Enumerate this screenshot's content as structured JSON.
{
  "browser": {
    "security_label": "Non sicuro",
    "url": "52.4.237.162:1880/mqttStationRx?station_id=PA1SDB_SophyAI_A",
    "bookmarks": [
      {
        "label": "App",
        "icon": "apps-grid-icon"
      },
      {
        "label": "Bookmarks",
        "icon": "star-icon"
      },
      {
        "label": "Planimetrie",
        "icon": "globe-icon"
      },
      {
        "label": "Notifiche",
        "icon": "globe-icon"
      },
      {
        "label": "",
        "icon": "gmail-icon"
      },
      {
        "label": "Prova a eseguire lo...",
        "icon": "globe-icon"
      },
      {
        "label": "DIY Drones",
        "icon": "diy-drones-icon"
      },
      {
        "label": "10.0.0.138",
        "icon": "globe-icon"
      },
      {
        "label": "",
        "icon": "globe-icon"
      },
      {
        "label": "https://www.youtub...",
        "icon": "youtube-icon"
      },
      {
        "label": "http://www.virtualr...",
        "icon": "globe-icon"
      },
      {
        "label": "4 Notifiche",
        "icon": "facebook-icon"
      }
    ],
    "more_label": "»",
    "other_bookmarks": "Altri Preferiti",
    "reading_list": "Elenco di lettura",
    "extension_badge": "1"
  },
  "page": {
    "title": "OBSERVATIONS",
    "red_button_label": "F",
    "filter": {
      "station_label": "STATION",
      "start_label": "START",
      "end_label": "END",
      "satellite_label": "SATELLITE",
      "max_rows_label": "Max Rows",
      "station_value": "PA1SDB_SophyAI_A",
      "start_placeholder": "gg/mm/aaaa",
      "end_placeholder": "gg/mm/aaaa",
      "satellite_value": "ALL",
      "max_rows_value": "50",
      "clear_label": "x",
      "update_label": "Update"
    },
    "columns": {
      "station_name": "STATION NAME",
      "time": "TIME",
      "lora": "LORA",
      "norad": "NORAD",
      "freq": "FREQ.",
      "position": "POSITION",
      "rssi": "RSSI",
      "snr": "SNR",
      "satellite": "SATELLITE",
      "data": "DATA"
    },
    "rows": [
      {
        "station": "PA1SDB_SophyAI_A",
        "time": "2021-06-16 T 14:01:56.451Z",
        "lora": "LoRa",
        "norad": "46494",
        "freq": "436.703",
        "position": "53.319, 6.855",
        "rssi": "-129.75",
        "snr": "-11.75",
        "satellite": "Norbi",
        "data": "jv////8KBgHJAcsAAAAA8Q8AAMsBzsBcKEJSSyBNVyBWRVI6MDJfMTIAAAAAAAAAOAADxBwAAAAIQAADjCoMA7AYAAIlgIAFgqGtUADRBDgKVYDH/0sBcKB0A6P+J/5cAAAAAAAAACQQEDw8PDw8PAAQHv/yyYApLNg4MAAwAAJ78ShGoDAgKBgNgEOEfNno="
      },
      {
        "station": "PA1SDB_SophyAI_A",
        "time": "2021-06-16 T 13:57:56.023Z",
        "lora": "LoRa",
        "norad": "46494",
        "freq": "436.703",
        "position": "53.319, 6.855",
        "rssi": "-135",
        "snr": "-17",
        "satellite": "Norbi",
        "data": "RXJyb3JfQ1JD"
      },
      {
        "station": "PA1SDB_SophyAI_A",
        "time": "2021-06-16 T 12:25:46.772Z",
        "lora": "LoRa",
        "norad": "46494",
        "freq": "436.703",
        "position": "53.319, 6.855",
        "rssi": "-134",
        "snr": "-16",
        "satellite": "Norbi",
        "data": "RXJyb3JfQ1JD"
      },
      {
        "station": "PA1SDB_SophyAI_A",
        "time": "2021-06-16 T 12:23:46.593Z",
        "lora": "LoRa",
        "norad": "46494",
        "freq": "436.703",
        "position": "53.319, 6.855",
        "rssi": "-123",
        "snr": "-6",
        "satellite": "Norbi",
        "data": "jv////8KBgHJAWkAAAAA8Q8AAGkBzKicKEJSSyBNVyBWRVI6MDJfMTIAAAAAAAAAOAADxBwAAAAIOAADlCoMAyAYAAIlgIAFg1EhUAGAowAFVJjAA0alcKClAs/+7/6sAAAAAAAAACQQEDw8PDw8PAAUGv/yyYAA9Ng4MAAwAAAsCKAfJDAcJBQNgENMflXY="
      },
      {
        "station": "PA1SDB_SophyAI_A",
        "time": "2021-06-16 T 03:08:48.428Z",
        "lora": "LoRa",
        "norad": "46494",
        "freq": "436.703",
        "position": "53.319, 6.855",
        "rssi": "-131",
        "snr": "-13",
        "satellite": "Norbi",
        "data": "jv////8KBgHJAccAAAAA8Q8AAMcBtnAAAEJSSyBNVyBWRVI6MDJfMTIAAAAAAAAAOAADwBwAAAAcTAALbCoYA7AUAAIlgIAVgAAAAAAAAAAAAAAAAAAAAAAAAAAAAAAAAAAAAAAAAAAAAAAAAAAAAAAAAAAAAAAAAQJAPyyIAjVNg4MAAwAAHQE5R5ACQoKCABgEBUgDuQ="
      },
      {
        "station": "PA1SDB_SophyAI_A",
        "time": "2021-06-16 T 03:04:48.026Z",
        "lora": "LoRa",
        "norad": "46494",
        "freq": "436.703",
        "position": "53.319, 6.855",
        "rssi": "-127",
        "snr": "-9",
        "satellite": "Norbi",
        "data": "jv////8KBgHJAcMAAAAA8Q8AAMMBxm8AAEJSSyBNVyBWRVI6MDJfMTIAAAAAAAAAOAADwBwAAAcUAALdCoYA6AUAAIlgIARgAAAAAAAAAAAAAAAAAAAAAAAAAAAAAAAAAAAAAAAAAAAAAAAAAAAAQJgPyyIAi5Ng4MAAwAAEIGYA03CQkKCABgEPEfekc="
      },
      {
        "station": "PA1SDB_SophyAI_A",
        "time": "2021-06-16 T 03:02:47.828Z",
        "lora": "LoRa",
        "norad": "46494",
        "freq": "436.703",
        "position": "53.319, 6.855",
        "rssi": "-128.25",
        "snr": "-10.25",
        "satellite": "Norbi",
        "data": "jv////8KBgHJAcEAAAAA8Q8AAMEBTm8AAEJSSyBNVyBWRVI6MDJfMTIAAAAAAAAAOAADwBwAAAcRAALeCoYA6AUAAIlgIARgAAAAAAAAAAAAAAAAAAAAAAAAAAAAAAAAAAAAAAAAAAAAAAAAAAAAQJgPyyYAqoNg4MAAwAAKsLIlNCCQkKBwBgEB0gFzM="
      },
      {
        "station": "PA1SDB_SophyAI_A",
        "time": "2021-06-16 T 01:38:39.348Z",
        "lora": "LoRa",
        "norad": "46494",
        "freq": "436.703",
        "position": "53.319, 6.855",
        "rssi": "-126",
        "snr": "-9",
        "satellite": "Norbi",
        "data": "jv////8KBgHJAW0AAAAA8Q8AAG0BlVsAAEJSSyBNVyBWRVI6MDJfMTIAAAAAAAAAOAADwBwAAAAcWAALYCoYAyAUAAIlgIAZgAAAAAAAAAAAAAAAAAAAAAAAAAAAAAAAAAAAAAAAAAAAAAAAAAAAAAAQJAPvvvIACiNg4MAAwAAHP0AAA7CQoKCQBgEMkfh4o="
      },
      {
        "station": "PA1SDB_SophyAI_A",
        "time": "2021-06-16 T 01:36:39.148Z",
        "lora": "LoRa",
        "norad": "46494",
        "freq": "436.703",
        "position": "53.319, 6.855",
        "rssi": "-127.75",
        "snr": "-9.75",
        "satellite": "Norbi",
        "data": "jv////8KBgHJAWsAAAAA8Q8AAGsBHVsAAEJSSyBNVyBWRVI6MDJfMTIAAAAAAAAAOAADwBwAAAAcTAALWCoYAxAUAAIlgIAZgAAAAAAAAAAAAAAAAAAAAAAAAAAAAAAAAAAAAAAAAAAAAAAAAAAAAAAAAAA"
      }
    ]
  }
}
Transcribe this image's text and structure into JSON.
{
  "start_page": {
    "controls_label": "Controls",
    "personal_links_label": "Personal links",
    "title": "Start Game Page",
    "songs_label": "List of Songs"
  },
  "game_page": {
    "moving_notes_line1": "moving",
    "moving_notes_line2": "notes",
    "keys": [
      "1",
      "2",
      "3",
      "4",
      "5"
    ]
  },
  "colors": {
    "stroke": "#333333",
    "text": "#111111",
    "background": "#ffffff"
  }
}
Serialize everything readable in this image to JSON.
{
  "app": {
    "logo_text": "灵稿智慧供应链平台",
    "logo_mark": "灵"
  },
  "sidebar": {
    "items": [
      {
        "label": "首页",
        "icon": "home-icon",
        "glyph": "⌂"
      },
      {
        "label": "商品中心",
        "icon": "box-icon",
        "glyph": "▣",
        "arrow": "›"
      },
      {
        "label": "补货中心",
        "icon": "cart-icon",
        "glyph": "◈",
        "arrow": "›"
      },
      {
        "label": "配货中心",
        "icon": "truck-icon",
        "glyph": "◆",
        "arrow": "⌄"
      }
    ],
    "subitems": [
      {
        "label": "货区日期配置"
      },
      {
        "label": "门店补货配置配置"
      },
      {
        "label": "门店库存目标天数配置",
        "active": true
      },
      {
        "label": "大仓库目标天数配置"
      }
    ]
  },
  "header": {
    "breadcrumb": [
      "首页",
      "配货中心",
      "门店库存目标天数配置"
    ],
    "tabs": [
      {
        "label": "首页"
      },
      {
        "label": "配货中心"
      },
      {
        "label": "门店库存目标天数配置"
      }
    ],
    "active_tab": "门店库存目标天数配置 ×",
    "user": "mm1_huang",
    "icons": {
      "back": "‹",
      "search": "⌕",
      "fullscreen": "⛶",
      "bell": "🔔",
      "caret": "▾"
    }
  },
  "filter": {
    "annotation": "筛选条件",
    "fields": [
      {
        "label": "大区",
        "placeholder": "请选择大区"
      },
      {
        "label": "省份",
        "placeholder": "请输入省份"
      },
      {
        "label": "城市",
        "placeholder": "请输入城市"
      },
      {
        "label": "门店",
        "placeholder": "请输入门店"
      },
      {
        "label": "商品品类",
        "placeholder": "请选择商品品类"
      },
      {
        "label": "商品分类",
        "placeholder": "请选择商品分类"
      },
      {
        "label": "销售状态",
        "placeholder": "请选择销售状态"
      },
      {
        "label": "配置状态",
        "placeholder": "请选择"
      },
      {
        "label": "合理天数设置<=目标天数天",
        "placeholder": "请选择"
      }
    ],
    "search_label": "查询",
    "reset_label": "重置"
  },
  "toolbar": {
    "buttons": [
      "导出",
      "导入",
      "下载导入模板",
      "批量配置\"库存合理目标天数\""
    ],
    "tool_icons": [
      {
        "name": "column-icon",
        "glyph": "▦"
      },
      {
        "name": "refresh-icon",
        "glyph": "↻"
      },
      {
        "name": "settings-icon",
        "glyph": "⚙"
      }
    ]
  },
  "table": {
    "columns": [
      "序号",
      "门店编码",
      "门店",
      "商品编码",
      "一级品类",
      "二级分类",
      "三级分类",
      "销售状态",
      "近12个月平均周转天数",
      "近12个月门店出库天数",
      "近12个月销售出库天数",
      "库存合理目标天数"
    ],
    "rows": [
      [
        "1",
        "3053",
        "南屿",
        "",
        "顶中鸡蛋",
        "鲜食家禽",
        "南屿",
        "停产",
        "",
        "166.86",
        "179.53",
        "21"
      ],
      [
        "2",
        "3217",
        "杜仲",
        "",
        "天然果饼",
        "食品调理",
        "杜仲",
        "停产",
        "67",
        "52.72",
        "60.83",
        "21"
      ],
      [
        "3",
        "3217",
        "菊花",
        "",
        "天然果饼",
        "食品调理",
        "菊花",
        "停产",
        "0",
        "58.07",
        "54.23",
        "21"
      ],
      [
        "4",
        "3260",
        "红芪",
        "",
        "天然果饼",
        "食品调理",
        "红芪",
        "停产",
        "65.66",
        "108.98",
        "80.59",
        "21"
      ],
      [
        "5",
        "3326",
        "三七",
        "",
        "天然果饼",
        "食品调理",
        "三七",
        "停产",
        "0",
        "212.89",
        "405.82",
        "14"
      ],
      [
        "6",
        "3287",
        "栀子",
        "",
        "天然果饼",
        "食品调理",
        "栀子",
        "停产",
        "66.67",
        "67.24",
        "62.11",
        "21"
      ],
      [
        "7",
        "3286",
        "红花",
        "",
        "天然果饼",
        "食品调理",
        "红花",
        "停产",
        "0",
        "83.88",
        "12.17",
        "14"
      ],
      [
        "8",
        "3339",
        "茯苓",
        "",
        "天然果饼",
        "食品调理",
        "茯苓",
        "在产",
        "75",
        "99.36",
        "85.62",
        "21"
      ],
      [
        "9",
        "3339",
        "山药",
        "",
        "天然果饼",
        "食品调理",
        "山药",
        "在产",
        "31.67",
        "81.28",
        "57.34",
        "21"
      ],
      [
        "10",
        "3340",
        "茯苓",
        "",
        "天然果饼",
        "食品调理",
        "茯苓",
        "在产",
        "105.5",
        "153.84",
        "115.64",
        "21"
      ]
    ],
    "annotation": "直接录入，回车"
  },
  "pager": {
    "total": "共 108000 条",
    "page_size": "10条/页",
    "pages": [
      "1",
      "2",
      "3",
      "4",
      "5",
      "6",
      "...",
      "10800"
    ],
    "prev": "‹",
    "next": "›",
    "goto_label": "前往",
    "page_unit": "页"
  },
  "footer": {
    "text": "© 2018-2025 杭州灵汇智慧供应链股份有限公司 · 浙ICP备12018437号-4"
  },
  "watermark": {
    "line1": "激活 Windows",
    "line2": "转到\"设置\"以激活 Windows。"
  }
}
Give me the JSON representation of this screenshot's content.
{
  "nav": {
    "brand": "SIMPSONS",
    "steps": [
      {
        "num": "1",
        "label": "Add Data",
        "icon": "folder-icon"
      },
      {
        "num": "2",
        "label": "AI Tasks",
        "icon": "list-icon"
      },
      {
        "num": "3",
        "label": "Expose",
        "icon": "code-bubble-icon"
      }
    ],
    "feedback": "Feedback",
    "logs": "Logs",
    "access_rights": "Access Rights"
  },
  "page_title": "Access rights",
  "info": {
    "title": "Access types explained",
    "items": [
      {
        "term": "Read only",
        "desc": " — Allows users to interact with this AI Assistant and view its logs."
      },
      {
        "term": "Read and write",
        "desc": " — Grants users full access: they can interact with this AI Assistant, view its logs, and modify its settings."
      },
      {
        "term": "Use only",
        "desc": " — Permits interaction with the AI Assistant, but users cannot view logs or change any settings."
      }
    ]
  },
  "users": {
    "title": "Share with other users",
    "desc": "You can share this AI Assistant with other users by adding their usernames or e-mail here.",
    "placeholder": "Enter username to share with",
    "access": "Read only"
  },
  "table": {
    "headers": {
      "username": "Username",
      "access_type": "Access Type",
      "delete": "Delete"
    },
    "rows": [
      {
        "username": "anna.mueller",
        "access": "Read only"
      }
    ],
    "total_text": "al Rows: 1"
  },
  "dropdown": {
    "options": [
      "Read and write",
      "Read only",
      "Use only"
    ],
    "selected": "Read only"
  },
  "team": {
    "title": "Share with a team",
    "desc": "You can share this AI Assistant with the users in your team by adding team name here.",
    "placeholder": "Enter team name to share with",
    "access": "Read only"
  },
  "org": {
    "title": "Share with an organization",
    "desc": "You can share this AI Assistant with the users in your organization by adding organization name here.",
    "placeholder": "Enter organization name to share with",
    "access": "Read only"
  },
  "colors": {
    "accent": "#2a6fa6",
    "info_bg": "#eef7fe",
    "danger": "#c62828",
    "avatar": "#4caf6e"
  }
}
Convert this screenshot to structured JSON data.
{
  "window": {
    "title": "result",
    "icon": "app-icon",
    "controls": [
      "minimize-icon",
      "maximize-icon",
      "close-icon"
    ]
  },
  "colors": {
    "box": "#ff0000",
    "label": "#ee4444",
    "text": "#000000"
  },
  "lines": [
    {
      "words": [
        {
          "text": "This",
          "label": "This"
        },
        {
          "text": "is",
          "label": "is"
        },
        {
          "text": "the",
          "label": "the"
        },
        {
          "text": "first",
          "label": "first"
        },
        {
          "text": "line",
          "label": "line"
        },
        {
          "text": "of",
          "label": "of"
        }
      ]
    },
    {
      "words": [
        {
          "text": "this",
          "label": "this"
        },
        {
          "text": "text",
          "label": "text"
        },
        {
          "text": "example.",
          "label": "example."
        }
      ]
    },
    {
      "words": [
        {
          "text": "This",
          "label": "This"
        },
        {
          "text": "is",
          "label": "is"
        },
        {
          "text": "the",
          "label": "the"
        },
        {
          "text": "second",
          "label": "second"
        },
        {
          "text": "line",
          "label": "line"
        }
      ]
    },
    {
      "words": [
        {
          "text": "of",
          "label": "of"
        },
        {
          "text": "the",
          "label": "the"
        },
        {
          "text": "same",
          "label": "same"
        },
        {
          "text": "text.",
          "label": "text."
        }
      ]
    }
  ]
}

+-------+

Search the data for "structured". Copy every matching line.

Enumerate this screenshot's content as structured JSON.
Convert this screenshot to structured JSON data.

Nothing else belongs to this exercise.